Indeed, the first activity took place in July and August, with BBI helping to fund it. Dunsmore explained that participants read Stamped: Racism, Antiracism, and You then “talked about it and broke down into smaller groups with an education guide. We got many of them to express feelings and thoughts. This was a good introduction for a lot of parents who have concerns about how to open dialogue with their children.”
The book discussion group continues later in the fall with An Indigenous People’s History of the United States – for Young People. Click to learn more about the Parents Diversity Club’s autumn book group. “There will be two meetings of a book group, and then on November 10 Claudia Foxtree will be speaking on Zoom,” Dunsmore said, mentioning the Bedford resident and well-known educator. “Each school has its own chairperson and BBI funding will be beneficial to everybody involved.”
“METCO is about enriching suburban kids as well as education,” Dunsmore observed. “There are many Black faces from all different backgrounds in the inner city. There are so many unique nuances and that should be celebrated. Our aim is to showcase the cultural wonderment that is Boston – not showing but experiencing – go to parks that are different, kids’ spots that we don’t have here.”
“A lot of METCO families that come into our school district are well educated, some with graduate degrees. And a lot of these kids are legacy kids.”

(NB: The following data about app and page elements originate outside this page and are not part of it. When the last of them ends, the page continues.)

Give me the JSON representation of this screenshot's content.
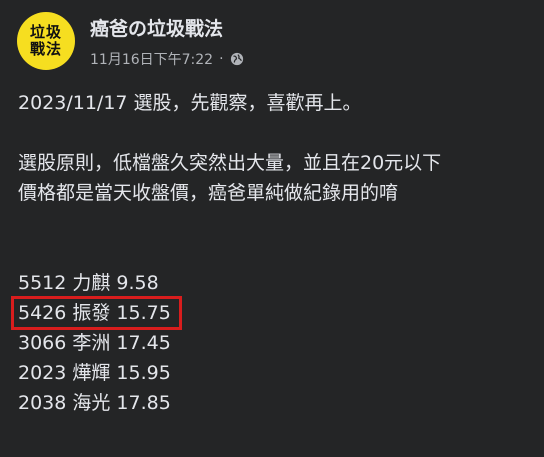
{
  "page": {
    "avatar_text": "垃圾戰法",
    "name": "癌爸の垃圾戰法",
    "timestamp": "11月16日下午7:22",
    "separator": "·",
    "privacy_icon": "globe-icon"
  },
  "post": {
    "line1": "2023/11/17 選股，先觀察，喜歡再上。",
    "line2": "選股原則，低檔盤久突然出大量，並且在20元以下",
    "line3": "價格都是當天收盤價，癌爸單純做紀錄用的唷",
    "stocks": [
      {
        "text": "5512 力麒 9.58",
        "highlighted": false
      },
      {
        "text": "5426 振發 15.75",
        "highlighted": true
      },
      {
        "text": "3066 李洲 17.45",
        "highlighted": false
      },
      {
        "text": "2023 燁輝 15.95",
        "highlighted": false
      },
      {
        "text": "2038 海光 17.85",
        "highlighted": false
      }
    ]
  },
  "colors": {
    "background": "#242526",
    "text": "#e4e6eb",
    "muted": "#b0b3b8",
    "avatar_bg": "#f6de20",
    "highlight_border": "#d81d1d"
  }
}
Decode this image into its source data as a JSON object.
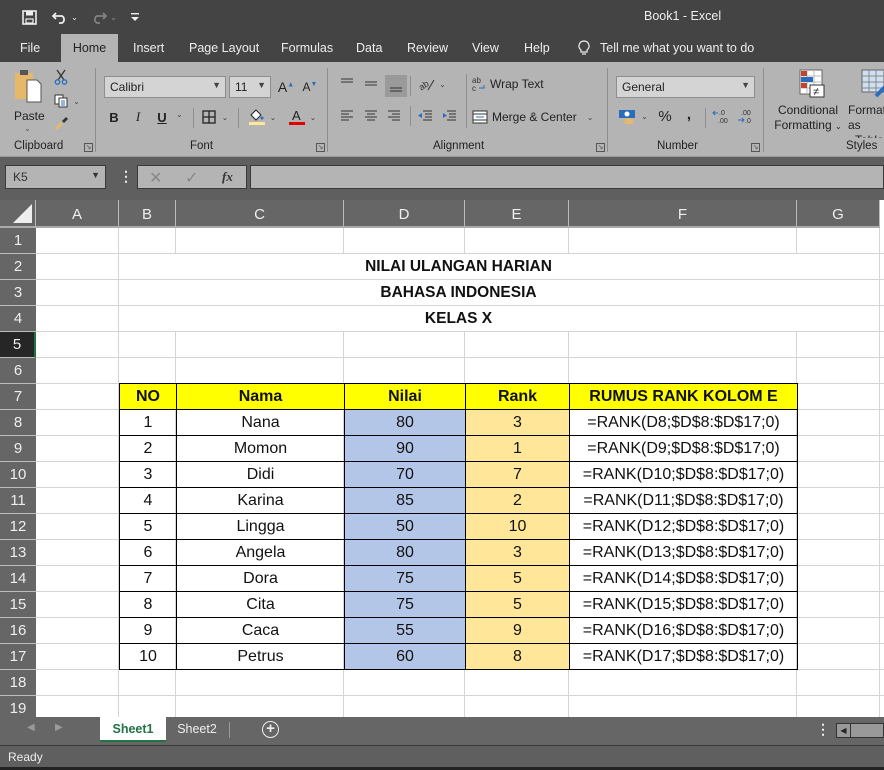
{
  "window": {
    "title": "Book1  -  Excel"
  },
  "qat": {
    "save": "save-icon",
    "undo": "undo-icon",
    "redo": "redo-icon",
    "customize": "customize-qat-icon"
  },
  "menu": {
    "tabs": [
      "File",
      "Home",
      "Insert",
      "Page Layout",
      "Formulas",
      "Data",
      "Review",
      "View",
      "Help"
    ],
    "active": "Home",
    "tell_me": "Tell me what you want to do"
  },
  "ribbon": {
    "clipboard": {
      "label": "Clipboard",
      "paste": "Paste"
    },
    "font": {
      "label": "Font",
      "name": "Calibri",
      "size": "11",
      "bold": "B",
      "italic": "I",
      "underline": "U",
      "fill_color": "#ffe699",
      "font_color": "#e00000"
    },
    "alignment": {
      "label": "Alignment",
      "wrap_text": "Wrap Text",
      "merge_center": "Merge & Center"
    },
    "number": {
      "label": "Number",
      "format": "General",
      "percent": "%",
      "comma": ","
    },
    "styles": {
      "label": "Styles",
      "conditional_formatting_1": "Conditional",
      "conditional_formatting_2": "Formatting",
      "format_table_1": "Format as",
      "format_table_2": "Table"
    }
  },
  "formula_bar": {
    "name_box": "K5",
    "formula": "",
    "fx": "fx"
  },
  "columns": [
    "A",
    "B",
    "C",
    "D",
    "E",
    "F",
    "G"
  ],
  "rows": [
    "1",
    "2",
    "3",
    "4",
    "5",
    "6",
    "7",
    "8",
    "9",
    "10",
    "11",
    "12",
    "13",
    "14",
    "15",
    "16",
    "17",
    "18",
    "19"
  ],
  "selected_cell": "K5",
  "sheet_titles": [
    "NILAI ULANGAN HARIAN",
    "BAHASA INDONESIA",
    "KELAS X"
  ],
  "table": {
    "headers": [
      "NO",
      "Nama",
      "Nilai",
      "Rank",
      "RUMUS RANK KOLOM E"
    ],
    "rows": [
      {
        "no": "1",
        "nama": "Nana",
        "nilai": "80",
        "rank": "3",
        "rumus": "=RANK(D8;$D$8:$D$17;0)"
      },
      {
        "no": "2",
        "nama": "Momon",
        "nilai": "90",
        "rank": "1",
        "rumus": "=RANK(D9;$D$8:$D$17;0)"
      },
      {
        "no": "3",
        "nama": "Didi",
        "nilai": "70",
        "rank": "7",
        "rumus": "=RANK(D10;$D$8:$D$17;0)"
      },
      {
        "no": "4",
        "nama": "Karina",
        "nilai": "85",
        "rank": "2",
        "rumus": "=RANK(D11;$D$8:$D$17;0)"
      },
      {
        "no": "5",
        "nama": "Lingga",
        "nilai": "50",
        "rank": "10",
        "rumus": "=RANK(D12;$D$8:$D$17;0)"
      },
      {
        "no": "6",
        "nama": "Angela",
        "nilai": "80",
        "rank": "3",
        "rumus": "=RANK(D13;$D$8:$D$17;0)"
      },
      {
        "no": "7",
        "nama": "Dora",
        "nilai": "75",
        "rank": "5",
        "rumus": "=RANK(D14;$D$8:$D$17;0)"
      },
      {
        "no": "8",
        "nama": "Cita",
        "nilai": "75",
        "rank": "5",
        "rumus": "=RANK(D15;$D$8:$D$17;0)"
      },
      {
        "no": "9",
        "nama": "Caca",
        "nilai": "55",
        "rank": "9",
        "rumus": "=RANK(D16;$D$8:$D$17;0)"
      },
      {
        "no": "10",
        "nama": "Petrus",
        "nilai": "60",
        "rank": "8",
        "rumus": "=RANK(D17;$D$8:$D$17;0)"
      }
    ]
  },
  "sheets": {
    "tabs": [
      "Sheet1",
      "Sheet2"
    ],
    "active": "Sheet1",
    "add": "+"
  },
  "status": {
    "text": "Ready"
  },
  "colors": {
    "accent": "#217346",
    "header_fill": "#ffff00",
    "nilai_fill": "#b4c6e7",
    "rank_fill": "#ffe699"
  }
}
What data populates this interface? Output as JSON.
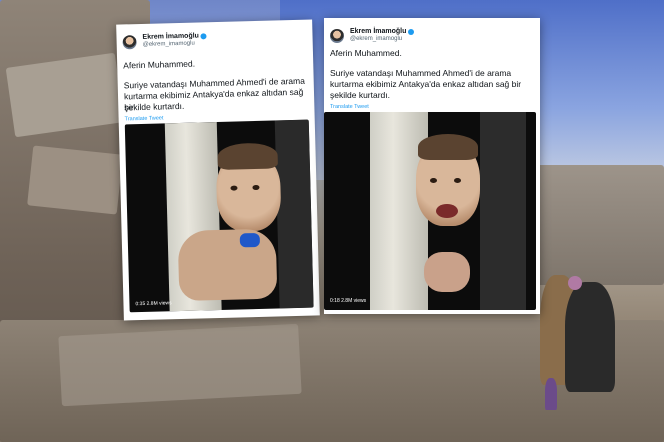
{
  "tweets": [
    {
      "author": "Ekrem İmamoğlu",
      "handle": "@ekrem_imamoglu",
      "line1": "Aferin Muhammed.",
      "line2a": "Suriye vatandaşı Muhammed Ahmed'i de arama",
      "line2b": "kurtarma ekibimiz Antakya'da enkaz altıdan sağ bir",
      "line2c": "şekilde kurtardı.",
      "translate": "Translate Tweet",
      "video_time": "0:35",
      "video_views": "2.8M views"
    },
    {
      "author": "Ekrem İmamoğlu",
      "handle": "@ekrem_imamoglu",
      "line1": "Aferin Muhammed.",
      "line2a": "Suriye vatandaşı Muhammed Ahmed'i de arama",
      "line2b": "kurtarma ekibimiz Antakya'da enkaz altıdan sağ bir",
      "line2c": "şekilde kurtardı.",
      "translate": "Translate Tweet",
      "video_time": "0:18",
      "video_views": "2.8M views"
    }
  ],
  "icons": {
    "verified": "verified-badge-icon",
    "avatar": "profile-avatar"
  },
  "colors": {
    "accent": "#1d9bf0",
    "text": "#0f1419",
    "muted": "#536471"
  }
}
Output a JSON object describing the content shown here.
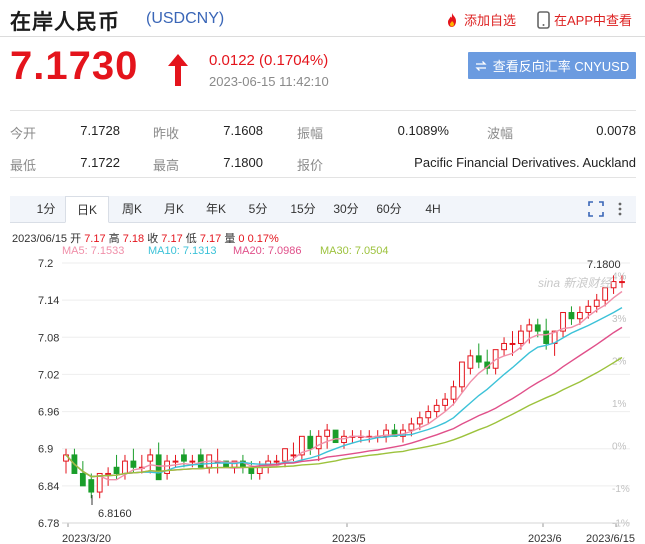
{
  "header": {
    "title": "在岸人民币",
    "code": "(USDCNY)",
    "add_watch": "添加自选",
    "open_app": "在APP中查看"
  },
  "quote": {
    "price": "7.1730",
    "change": "0.0122 (0.1704%)",
    "time": "2023-06-15 11:42:10",
    "reverse_button": "查看反向汇率 CNYUSD",
    "direction": "up",
    "up_color": "#e4141c"
  },
  "stats": {
    "open_label": "今开",
    "open": "7.1728",
    "prev_close_label": "昨收",
    "prev_close": "7.1608",
    "amplitude_label": "振幅",
    "amplitude": "0.1089%",
    "range_label": "波幅",
    "range": "0.0078",
    "low_label": "最低",
    "low": "7.1722",
    "high_label": "最高",
    "high": "7.1800",
    "source_label": "报价",
    "source": "Pacific Financial Derivatives. Auckland"
  },
  "tabs": [
    "1分",
    "日K",
    "周K",
    "月K",
    "年K",
    "5分",
    "15分",
    "30分",
    "60分",
    "4H"
  ],
  "active_tab": "日K",
  "toolbar_icons": [
    "fullscreen-icon",
    "more-icon"
  ],
  "ohlc_line": {
    "date": "2023/06/15",
    "open_label": "开",
    "open": "7.17",
    "high_label": "高",
    "high": "7.18",
    "close_label": "收",
    "close": "7.17",
    "low_label": "低",
    "low": "7.17",
    "vol_label": "量",
    "vol": "0",
    "pct": "0.17%"
  },
  "ma_legend": {
    "ma5": "MA5: 7.1533",
    "ma10": "MA10: 7.1313",
    "ma20": "MA20: 7.0986",
    "ma30": "MA30: 7.0504",
    "colors": {
      "ma5": "#f08fa9",
      "ma10": "#3cc2d8",
      "ma20": "#e0508a",
      "ma30": "#9cc23c"
    }
  },
  "chart_data": {
    "type": "candlestick",
    "y_ticks": [
      "7.2",
      "7.14",
      "7.08",
      "7.02",
      "6.96",
      "6.9",
      "6.84",
      "6.78"
    ],
    "ylim": [
      6.78,
      7.2
    ],
    "pct_ticks": [
      "4%",
      "3%",
      "2%",
      "1%",
      "0%",
      "-1%",
      "-1%"
    ],
    "x_labels": [
      "2023/3/20",
      "2023/5",
      "2023/6",
      "2023/6/15"
    ],
    "max_label": "7.1800",
    "min_label": "6.8160",
    "watermark": "sina 新浪财经",
    "candles": [
      [
        6.88,
        6.9,
        6.86,
        6.89
      ],
      [
        6.89,
        6.9,
        6.86,
        6.86
      ],
      [
        6.86,
        6.88,
        6.84,
        6.84
      ],
      [
        6.85,
        6.86,
        6.82,
        6.83
      ],
      [
        6.83,
        6.86,
        6.82,
        6.86
      ],
      [
        6.86,
        6.87,
        6.84,
        6.86
      ],
      [
        6.87,
        6.89,
        6.85,
        6.86
      ],
      [
        6.86,
        6.89,
        6.85,
        6.88
      ],
      [
        6.88,
        6.9,
        6.86,
        6.87
      ],
      [
        6.87,
        6.89,
        6.86,
        6.87
      ],
      [
        6.88,
        6.9,
        6.86,
        6.89
      ],
      [
        6.89,
        6.91,
        6.85,
        6.85
      ],
      [
        6.86,
        6.89,
        6.85,
        6.88
      ],
      [
        6.88,
        6.89,
        6.87,
        6.88
      ],
      [
        6.89,
        6.9,
        6.87,
        6.88
      ],
      [
        6.88,
        6.89,
        6.87,
        6.88
      ],
      [
        6.89,
        6.9,
        6.87,
        6.87
      ],
      [
        6.87,
        6.89,
        6.86,
        6.89
      ],
      [
        6.88,
        6.9,
        6.86,
        6.88
      ],
      [
        6.88,
        6.88,
        6.87,
        6.87
      ],
      [
        6.87,
        6.88,
        6.86,
        6.88
      ],
      [
        6.88,
        6.89,
        6.86,
        6.87
      ],
      [
        6.87,
        6.88,
        6.85,
        6.86
      ],
      [
        6.86,
        6.88,
        6.85,
        6.87
      ],
      [
        6.87,
        6.89,
        6.86,
        6.88
      ],
      [
        6.88,
        6.89,
        6.87,
        6.88
      ],
      [
        6.88,
        6.9,
        6.87,
        6.9
      ],
      [
        6.89,
        6.91,
        6.88,
        6.89
      ],
      [
        6.89,
        6.92,
        6.88,
        6.92
      ],
      [
        6.92,
        6.93,
        6.89,
        6.9
      ],
      [
        6.9,
        6.93,
        6.88,
        6.92
      ],
      [
        6.92,
        6.94,
        6.9,
        6.93
      ],
      [
        6.93,
        6.93,
        6.91,
        6.91
      ],
      [
        6.91,
        6.93,
        6.9,
        6.92
      ],
      [
        6.92,
        6.93,
        6.91,
        6.92
      ],
      [
        6.92,
        6.93,
        6.91,
        6.92
      ],
      [
        6.92,
        6.93,
        6.91,
        6.92
      ],
      [
        6.92,
        6.93,
        6.91,
        6.92
      ],
      [
        6.92,
        6.94,
        6.91,
        6.93
      ],
      [
        6.93,
        6.94,
        6.92,
        6.92
      ],
      [
        6.92,
        6.94,
        6.91,
        6.93
      ],
      [
        6.93,
        6.95,
        6.92,
        6.94
      ],
      [
        6.94,
        6.96,
        6.93,
        6.95
      ],
      [
        6.95,
        6.97,
        6.94,
        6.96
      ],
      [
        6.96,
        6.98,
        6.95,
        6.97
      ],
      [
        6.97,
        6.99,
        6.96,
        6.98
      ],
      [
        6.98,
        7.01,
        6.97,
        7.0
      ],
      [
        7.0,
        7.04,
        6.99,
        7.04
      ],
      [
        7.03,
        7.06,
        7.02,
        7.05
      ],
      [
        7.05,
        7.07,
        7.03,
        7.04
      ],
      [
        7.04,
        7.06,
        7.02,
        7.03
      ],
      [
        7.03,
        7.06,
        7.02,
        7.06
      ],
      [
        7.06,
        7.08,
        7.05,
        7.07
      ],
      [
        7.07,
        7.09,
        7.05,
        7.07
      ],
      [
        7.07,
        7.1,
        7.06,
        7.09
      ],
      [
        7.09,
        7.11,
        7.07,
        7.1
      ],
      [
        7.1,
        7.11,
        7.08,
        7.09
      ],
      [
        7.09,
        7.11,
        7.06,
        7.07
      ],
      [
        7.07,
        7.09,
        7.05,
        7.09
      ],
      [
        7.09,
        7.12,
        7.08,
        7.12
      ],
      [
        7.12,
        7.13,
        7.1,
        7.11
      ],
      [
        7.11,
        7.13,
        7.1,
        7.12
      ],
      [
        7.12,
        7.14,
        7.11,
        7.13
      ],
      [
        7.13,
        7.15,
        7.12,
        7.14
      ],
      [
        7.14,
        7.16,
        7.13,
        7.16
      ],
      [
        7.16,
        7.18,
        7.15,
        7.17
      ],
      [
        7.17,
        7.18,
        7.16,
        7.17
      ]
    ]
  }
}
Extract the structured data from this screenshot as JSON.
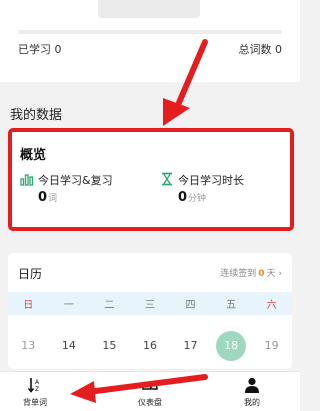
{
  "progress": {
    "learned_label": "已学习 0",
    "total_label": "总词数 0",
    "fraction": 0
  },
  "section": {
    "title": "我的数据"
  },
  "overview": {
    "title": "概览",
    "metrics": [
      {
        "icon": "bar-chart-icon",
        "label": "今日学习&复习",
        "value": "0",
        "unit": "词"
      },
      {
        "icon": "hourglass-icon",
        "label": "今日学习时长",
        "value": "0",
        "unit": "分钟"
      }
    ]
  },
  "calendar": {
    "title": "日历",
    "checkin_prefix": "连续签到",
    "checkin_count": "0",
    "checkin_suffix": "天",
    "chevron": "›",
    "weekdays": [
      "日",
      "一",
      "二",
      "三",
      "四",
      "五",
      "六"
    ],
    "dates": [
      "13",
      "14",
      "15",
      "16",
      "17",
      "18",
      "19"
    ],
    "today": "18"
  },
  "nav": {
    "items": [
      {
        "label": "背单词",
        "icon": "sort-az-icon"
      },
      {
        "label": "仪表盘",
        "icon": "dashboard-icon"
      },
      {
        "label": "我的",
        "icon": "person-icon"
      }
    ]
  },
  "colors": {
    "annotation": "#e41e1e",
    "today_highlight": "#9ed8c0",
    "weekday_band": "#e8f4fc",
    "weekend_red": "#e54545",
    "accent_green": "#2ba86f",
    "checkin_orange": "#f08c2a"
  }
}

The prospectus defining BBI and its objectives point out that “students of color report experiencing racism and many feel isolated from both peers and school staff, which may limit their extracurricular engagement, social experiences and in some cases academic performance.”
“Most white students are not sufficiently engaged in learning about issues of race and inclusion, and there is little or even non-existent social interaction with students of color, which negatively impacts both their academic and social development.”
The prospectus provides examples of opportunities to support relationship building, carried out with parent groups like the PDC.
Some of the proposals specifically labeled the “Bedford pilot” include the Fifth Grade Boston-Bedford leadership hike and camping program; the middle school ‘lunch break’; and overnight anti-racism leadership retreats for high school students.
The pilot program in the Bedford schools will bring Kurt Faustin, a youth motivational speaker, to speak to BHS students. And there will be social events, community service projects, book clubs, workshops, and seminars for parents.
The prospectus also goes into detail on partnering with METCO and the METCO Directors Association. One component is called “METCO Presents,” learning through art and performance. This will “provide opportunities for students, staff and parents and the broader community to come together for thought-provoking artistic performances that spark meaningful conversations about race.” Outside speakers and leadership workshops are also envisioned.
“What we are hoping to do is trying to partner with directors where they can do their own outreach in their communities,” Mondesir said. “That way we can have parents in Concord and Bedford connected with parents in Boston. That way it can grow into something bigger.”
“METCO provides a model and infrastructure that will help BBI expand beyond METCO communities,” the report says. There are 30 participating cities and towns encompassing 190 schools, some 3,000 METCO students, and 100,000 suburban counterparts. “This preexisting infrastructure allows BBI to quickly scale from one town in 2020 to 20-30 communities in four years.”
The hope was to grow from the Bedford pilot to an additional two or three communities in a year and eight to ten in the fall of 2022. Wolk noted that since the restrictions caused by the coronavirus has delayed some of the spending targets in Bedford, he may try to spread the money around to launch other towns.